DATA FOR THIS TASK ::

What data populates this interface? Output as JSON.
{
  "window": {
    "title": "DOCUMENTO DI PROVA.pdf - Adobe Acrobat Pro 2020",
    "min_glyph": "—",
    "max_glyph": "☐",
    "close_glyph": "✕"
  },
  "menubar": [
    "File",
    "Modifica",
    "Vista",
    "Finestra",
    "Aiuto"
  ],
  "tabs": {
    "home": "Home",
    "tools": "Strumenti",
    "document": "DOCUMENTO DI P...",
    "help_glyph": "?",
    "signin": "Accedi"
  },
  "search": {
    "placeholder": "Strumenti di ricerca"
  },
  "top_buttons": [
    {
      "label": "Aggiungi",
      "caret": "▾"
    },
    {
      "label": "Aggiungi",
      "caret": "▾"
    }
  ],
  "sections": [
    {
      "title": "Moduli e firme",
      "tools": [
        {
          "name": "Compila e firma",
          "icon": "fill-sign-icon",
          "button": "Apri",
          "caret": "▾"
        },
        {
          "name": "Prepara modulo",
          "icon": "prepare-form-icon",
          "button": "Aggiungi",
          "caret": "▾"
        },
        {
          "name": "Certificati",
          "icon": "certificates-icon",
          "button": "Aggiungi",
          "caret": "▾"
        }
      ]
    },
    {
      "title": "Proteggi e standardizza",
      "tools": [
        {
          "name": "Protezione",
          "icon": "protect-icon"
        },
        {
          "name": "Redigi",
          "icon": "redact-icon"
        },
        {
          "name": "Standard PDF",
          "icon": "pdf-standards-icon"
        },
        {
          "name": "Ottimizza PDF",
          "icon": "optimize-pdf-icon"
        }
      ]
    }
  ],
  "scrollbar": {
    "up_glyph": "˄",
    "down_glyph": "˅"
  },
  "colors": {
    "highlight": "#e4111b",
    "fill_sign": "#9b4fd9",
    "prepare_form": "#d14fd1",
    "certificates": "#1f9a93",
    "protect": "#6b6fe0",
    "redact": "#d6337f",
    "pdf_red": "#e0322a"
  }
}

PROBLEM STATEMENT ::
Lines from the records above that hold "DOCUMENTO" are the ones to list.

SOLUTION FOR THIS PROBLEM ::
    "title": "DOCUMENTO DI PROVA.pdf - Adobe Acrobat Pro 2020",
    "document": "DOCUMENTO DI P...",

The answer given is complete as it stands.